Most of those on the front line give up trying to make permanent changes.  They stop speaking up.

Imperfect Example

Our bedside nurse was a perfect example of the insanity.  She knew the intern wasn’t using the correct dosage, but she didn’t want to appear to be questioning the authority of the physicians.

And, although I was a physician myself, I was treated with disapproval when I spoke up about the issues I noticed.

There was, ironically, no room in this dynamic for a second opinion.

Top-down leadership structures emphasize compliance, and exclude the customer’s or patient’s viewpoint.  Autonomy is stripped from workers as they endeavor to fulfill specific performance measures.  Altruism and a real sense of purpose are extinguished.  The people who best understand the customer’s perspective – the front-line workers – are effectively silenced.

When people lose sight of the importance of their work, morale goes down and turnover goes up.

How Leadership Can Empower

A Great Example

Better environments can be created where all levels of our workforce can be heard.

Effective organizations, like Toyota, encourage everyone to make suggestions.

At Toyota, employees receive extra pay when they contribute a suggestion for improvement that gets implemented.  This allows front-line employees to feel like they’re making a difference, and it forces those at the top to acknowledge the contributions of those below them.

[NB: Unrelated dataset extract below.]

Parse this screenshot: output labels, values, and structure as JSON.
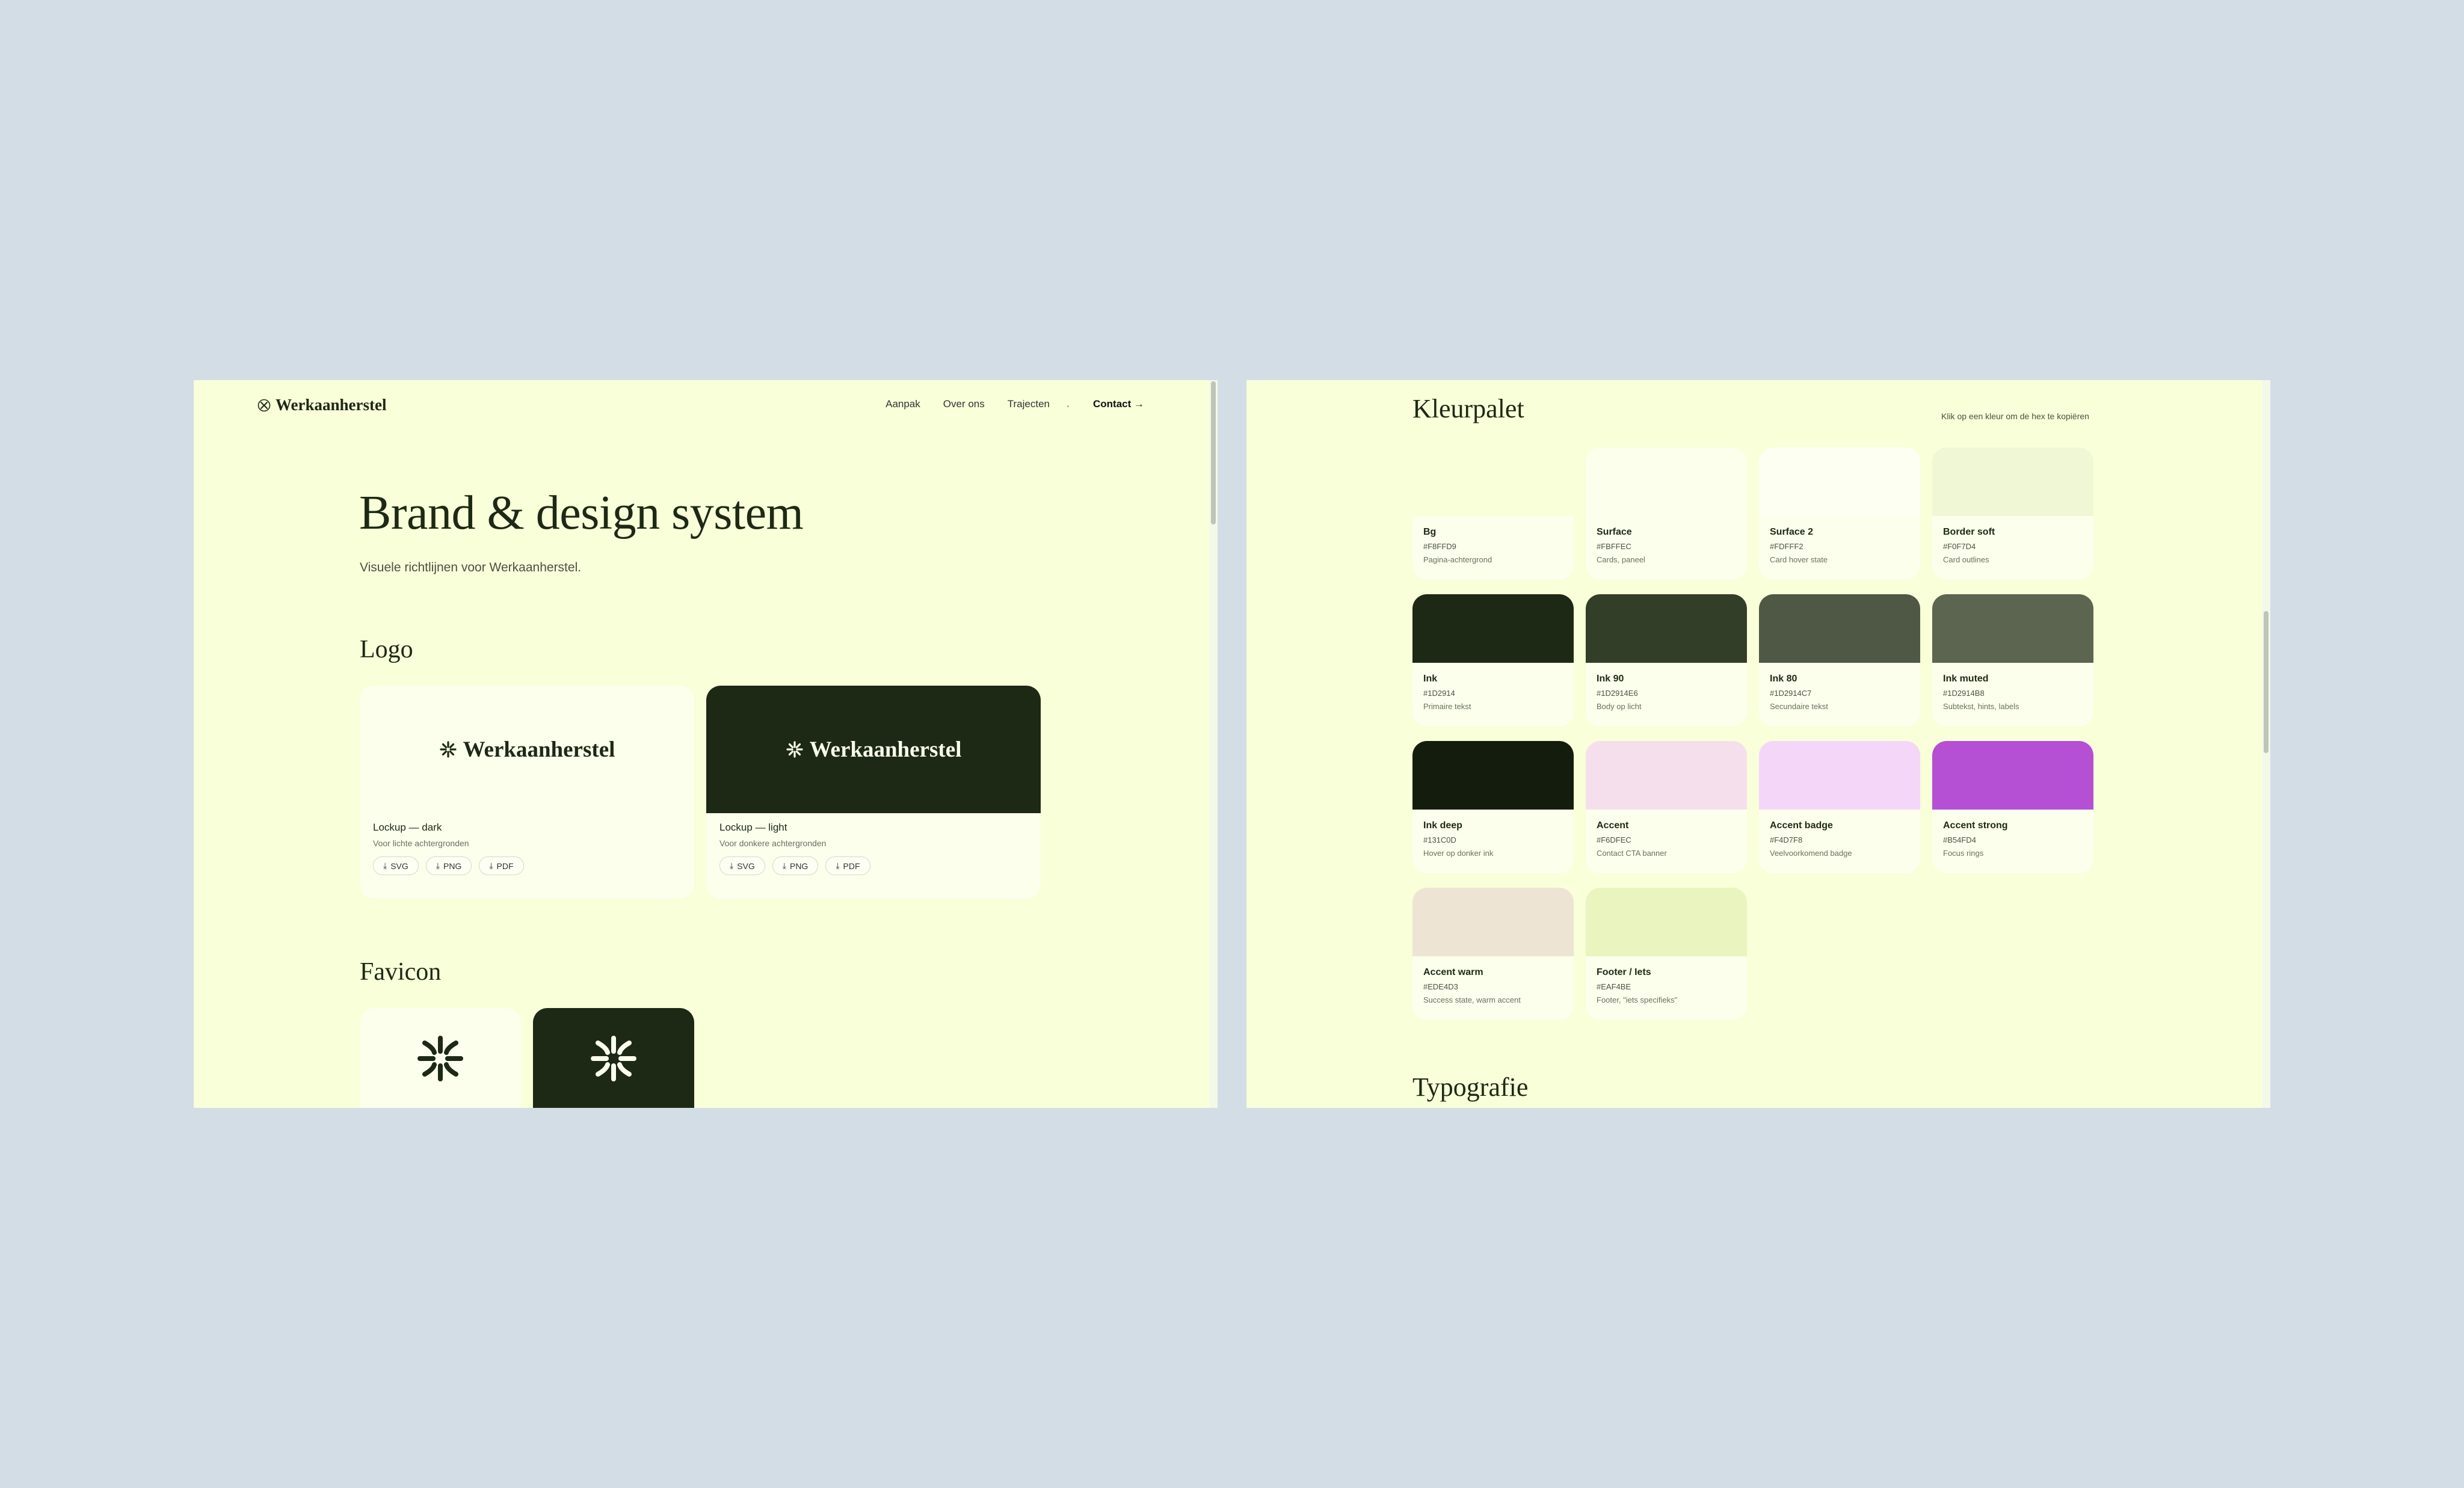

Power structures need to be flattened

While we need people to administer, these people should be working alongside lower-level employees – not over themRespectful communication and teamwork need to be the guiding rules in each business.

Effective teams value the contributions of each and every member.

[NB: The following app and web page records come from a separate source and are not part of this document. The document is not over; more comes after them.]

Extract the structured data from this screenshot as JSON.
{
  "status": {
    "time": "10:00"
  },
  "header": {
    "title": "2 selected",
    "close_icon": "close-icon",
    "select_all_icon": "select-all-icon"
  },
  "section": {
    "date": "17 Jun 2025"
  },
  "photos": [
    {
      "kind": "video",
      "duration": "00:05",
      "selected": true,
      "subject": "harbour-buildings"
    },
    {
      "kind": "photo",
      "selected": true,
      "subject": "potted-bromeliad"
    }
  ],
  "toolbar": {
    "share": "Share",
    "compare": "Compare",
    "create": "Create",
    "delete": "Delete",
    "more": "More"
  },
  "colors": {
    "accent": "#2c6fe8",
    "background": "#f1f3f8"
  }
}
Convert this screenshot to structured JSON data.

If each person feels charged with the task of improving his environment, each staffer will also gain a new sense of identity.  His job will increase in significance as he takes a new level of ownership over it.

The bottom-line is this:

When people feel empowered and their morale is high, they’ll help us build better systems and provide better care for our clients.

They’ll report incorrect dosages.

Everyone is a Potential Leader 

Simply Seeking Improvement

It’s easy to assume that the leaders in each company are those who hold the loftiest positions.  This is simply not true.  A leader is anyone who influences others to improve.  Therefore, anyone can, and should, become a leader.

This includes everyone from janitors to IT professionals to doctors.

Treating everyone as a potential leader – and encouraging them to do the same – cultivates a problem-solving culture.  Rather than simply complaining, personnel are emboldened to point out how problems impede them from providing the best customer service they can – and they’ll actively work to solve the problems.

They view problems as their issues, and they view themselves as people capable of fixing them.  By always focusing on what’s best for our customers and patients, we remove the worry of being perceived as troublemakers for addressing problems.

We also eliminate concern of job loss for being good at our jobs and recognizing issues.

A Culture of Encouragement

In a culture where leadership at every level is encouraged, every point of view is taken into account.  The test of a true leader is one who can share authority with others because his eye is on doing the right thing – not on being right.  As this view of leadership is embraced, trust and cooperation develop.

When an error occurs, everyone will come to the rescue.

When everyone feels responsible, everyone is willing and eager to help.  And when everyone is involved, even the littlest voice is heard.

So, does your work environment encourage leadership at all levels? Have you lost sight of the importance of your work? Are you treating or being treated as a potential leader? Does your company make everyone feel responsible for your success or failure? 


Never miss an issue of Linked 2 Leadership, subscribe today.
Learn, Grow & Develop Other Leaders

Dr. Frederick Southwick is a Professor of Medicine at the University of Florida
He is the author of “Critically Ill: A 5 Point Plan To Cure Healthcare Delivery”
Email | LinkedIn | Twitter | Blog

Images Source: heinvest.files.wordpress.com